Pneumonia has many different causes. Many different germs can cause pneumonia, including bacteria, viruses, and fungi. You can also get it from breathing in (aspirating) food, liquid, chemicals and dust.
If you have pneumonia caused by a virus it is called viral pneumonia. Many different viruses can cause viral pneumonia, including the flu (influenza) and RSV (respiratory syncytial virus), a virus that is common in children. Viral pneumonia is usually less serious than bacterial pneumonia.
Viral pneumonia can be life threatening in:
- seniors and infants
- people who have a weak immune system from diseases like chronic lung disease, HIV, cancer and diabetes
- pregnant women
If you have pneumonia caused by bacteria it is called bacteria pneumonia.
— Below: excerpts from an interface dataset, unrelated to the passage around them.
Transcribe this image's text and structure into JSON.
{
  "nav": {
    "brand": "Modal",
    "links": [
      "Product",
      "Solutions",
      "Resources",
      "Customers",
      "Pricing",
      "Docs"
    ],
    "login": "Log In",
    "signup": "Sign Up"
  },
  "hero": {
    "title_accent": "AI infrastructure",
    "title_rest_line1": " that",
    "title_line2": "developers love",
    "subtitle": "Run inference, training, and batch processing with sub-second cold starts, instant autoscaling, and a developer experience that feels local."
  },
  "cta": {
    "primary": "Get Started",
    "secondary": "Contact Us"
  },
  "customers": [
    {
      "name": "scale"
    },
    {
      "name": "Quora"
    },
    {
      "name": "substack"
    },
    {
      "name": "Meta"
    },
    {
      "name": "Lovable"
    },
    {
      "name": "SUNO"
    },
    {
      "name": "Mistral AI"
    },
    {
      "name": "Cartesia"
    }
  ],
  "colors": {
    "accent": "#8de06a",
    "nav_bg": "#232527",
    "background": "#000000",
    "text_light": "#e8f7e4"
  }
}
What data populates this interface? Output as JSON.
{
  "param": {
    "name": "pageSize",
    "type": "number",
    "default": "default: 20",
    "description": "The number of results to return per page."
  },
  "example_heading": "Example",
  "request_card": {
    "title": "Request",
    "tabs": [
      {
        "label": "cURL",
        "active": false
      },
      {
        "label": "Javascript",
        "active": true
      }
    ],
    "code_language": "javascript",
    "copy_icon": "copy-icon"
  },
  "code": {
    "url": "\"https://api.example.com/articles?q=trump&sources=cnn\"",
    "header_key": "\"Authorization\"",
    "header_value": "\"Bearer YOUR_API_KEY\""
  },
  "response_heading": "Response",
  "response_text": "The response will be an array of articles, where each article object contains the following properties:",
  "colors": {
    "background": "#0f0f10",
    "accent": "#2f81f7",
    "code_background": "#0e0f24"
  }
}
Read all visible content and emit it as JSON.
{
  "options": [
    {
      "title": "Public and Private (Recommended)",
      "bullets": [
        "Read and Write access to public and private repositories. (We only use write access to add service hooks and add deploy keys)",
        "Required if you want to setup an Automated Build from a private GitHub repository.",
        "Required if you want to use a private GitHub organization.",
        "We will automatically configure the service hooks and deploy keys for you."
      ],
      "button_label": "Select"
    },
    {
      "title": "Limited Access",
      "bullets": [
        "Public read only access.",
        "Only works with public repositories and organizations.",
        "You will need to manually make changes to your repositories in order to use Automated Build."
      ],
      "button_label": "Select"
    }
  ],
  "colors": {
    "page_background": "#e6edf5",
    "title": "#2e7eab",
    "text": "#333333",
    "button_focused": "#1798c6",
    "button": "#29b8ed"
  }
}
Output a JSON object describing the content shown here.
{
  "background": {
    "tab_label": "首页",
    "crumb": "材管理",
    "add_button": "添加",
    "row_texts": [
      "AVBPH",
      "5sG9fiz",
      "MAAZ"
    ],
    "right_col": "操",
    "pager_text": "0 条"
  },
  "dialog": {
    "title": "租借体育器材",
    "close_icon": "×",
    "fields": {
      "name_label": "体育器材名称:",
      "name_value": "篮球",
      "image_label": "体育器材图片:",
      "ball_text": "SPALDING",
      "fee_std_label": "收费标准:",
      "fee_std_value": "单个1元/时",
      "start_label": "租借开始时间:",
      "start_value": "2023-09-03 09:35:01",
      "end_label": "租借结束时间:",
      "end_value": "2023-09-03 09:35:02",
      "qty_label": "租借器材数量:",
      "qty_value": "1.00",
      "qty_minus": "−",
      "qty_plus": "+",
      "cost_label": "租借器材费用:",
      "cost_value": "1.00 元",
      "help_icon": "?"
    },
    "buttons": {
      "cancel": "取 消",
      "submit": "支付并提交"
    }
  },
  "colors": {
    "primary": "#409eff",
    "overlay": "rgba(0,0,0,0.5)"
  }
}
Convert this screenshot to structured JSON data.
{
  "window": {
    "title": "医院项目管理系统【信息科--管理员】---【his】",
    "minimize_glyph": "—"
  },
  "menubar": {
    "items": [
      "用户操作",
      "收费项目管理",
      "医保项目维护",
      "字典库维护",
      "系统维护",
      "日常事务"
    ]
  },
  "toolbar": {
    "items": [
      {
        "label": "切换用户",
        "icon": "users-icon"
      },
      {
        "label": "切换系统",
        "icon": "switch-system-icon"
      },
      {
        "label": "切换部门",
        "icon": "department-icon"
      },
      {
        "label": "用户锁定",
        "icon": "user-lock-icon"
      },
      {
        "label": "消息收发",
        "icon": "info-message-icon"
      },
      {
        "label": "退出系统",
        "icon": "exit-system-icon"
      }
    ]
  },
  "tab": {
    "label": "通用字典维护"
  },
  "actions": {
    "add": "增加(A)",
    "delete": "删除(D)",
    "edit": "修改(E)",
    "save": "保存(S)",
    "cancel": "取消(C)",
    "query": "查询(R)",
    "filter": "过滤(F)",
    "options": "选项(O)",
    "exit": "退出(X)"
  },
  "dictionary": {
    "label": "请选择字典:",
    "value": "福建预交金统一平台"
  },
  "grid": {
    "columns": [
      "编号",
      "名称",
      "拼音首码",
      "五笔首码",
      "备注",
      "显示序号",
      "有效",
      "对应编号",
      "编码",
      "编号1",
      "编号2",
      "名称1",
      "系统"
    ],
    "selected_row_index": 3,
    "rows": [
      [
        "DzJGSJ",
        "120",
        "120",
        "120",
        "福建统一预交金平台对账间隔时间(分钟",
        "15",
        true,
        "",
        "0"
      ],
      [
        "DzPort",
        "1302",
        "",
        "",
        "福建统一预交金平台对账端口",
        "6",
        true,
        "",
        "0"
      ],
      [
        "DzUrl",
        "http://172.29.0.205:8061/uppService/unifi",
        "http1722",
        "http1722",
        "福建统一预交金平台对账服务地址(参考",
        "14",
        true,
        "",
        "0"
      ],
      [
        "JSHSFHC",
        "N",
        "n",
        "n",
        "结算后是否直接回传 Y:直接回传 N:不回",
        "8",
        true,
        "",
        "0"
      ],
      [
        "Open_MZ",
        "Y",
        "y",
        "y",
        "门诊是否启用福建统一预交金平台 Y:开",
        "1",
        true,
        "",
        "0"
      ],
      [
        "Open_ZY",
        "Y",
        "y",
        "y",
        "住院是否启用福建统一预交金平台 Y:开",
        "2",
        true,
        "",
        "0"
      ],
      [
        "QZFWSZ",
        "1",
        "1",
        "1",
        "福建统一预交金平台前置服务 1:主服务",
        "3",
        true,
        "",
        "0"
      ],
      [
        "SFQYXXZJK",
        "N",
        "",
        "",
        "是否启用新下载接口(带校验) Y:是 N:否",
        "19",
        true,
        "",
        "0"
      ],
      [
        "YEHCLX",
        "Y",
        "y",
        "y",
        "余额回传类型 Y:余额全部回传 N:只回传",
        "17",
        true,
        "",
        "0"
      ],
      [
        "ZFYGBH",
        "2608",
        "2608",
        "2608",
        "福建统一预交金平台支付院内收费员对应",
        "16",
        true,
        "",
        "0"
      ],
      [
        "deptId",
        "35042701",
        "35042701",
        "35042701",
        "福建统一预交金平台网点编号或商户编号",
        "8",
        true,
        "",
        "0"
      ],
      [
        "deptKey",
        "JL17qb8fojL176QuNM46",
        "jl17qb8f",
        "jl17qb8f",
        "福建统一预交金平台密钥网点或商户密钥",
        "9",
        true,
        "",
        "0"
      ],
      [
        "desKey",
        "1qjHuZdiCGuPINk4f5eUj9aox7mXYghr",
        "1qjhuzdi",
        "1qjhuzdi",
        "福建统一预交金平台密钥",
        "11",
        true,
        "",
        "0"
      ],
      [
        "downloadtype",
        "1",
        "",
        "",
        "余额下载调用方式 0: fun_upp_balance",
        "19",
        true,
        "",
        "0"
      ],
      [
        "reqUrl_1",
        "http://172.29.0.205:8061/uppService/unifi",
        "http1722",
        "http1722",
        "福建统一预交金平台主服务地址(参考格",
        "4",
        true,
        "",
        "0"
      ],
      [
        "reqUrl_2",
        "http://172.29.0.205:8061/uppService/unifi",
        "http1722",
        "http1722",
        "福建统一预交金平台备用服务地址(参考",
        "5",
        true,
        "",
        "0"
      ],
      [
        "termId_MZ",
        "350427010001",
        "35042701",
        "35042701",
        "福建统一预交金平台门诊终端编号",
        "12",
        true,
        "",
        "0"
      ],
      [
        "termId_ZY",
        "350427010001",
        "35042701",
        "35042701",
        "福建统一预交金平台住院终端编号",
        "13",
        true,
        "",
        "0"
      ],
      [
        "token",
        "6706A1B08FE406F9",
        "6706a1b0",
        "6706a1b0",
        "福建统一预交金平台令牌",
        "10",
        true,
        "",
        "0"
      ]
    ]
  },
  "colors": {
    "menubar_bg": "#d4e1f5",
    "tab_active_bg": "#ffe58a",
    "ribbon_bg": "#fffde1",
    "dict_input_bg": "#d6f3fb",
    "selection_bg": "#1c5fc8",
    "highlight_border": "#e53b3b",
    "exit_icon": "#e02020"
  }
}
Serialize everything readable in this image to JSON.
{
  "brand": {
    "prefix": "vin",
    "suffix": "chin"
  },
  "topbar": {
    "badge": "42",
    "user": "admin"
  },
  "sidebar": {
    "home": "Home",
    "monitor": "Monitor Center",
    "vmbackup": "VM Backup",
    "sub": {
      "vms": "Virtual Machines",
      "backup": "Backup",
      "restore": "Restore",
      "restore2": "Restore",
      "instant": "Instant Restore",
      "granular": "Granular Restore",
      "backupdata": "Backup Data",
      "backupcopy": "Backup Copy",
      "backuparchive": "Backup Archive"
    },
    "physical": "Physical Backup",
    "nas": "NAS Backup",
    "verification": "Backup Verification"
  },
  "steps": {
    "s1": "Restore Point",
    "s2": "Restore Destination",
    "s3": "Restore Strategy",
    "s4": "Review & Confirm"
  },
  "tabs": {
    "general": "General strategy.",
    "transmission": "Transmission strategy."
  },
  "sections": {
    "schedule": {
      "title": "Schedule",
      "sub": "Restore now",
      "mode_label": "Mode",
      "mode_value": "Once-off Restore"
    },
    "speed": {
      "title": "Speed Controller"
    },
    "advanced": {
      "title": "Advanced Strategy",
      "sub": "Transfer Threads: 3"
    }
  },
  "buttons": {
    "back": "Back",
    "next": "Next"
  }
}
The most common type of bacterial pneumonia is Streptococcus pneumoniae (pneumococcus). Other bacteria that cause pneumonia include: mycoplasma pneumoniae, chlamydia pneumoniae and legionella pneumophila.
Bacterial pneumonia usually affects an entire lobe of the lung; doctors call this lobar pneumonia. People of any age can get it.
Other types of pneumonia include aspiration pneumonia. You can get aspiration pneumonia if you breathe (aspirate) something into your lungs, for example vomit, food or dust. Vomit is the most common cause of aspiration pneumonia. This can happen when people are unconscious or semi-conscious (knocked out) because of a stroke, accident or alcohol or drug overdose. Other things that can cause aspiration pneumonia include:
- liquid (for example, water)
Other types of pneumonia include pneumocystis jiroveci that is a type of fungus commonly found in the environment. It can cause pneumonia in people with weak immune systems. It is most common in people with HIV/AIDS, diabetes, sickle cell and lung disease, and in people whose immune systems are weak from taking cancer treatment. Healthy people rarely get sick from breathing in the Pneumocystis jiroveci fungus.
If you have a weak immune system because of a chronic disease (for example, lung disease or HIV) and you get a cough, fever and/or shortness of breath, call your doctor.
Risk factors that increase your chances of getting pneumonia include:
- Chronic lung disease (COPD, asthma, cystic fibrosis)
- Cigarette smoking
- Dementia, stroke, brain injury, cerebral palsy, or other brain disorders
- Immune system problem (during cancer treatment, or due to HIV/AIDS, organ transplant or other diseases)
- Other serious illnesses, such as heart disease, liver cirrhosis, or diabetes mellitus
- Recent surgery or trauma
- Surgery to treat cancer of the mouth, throat, or neck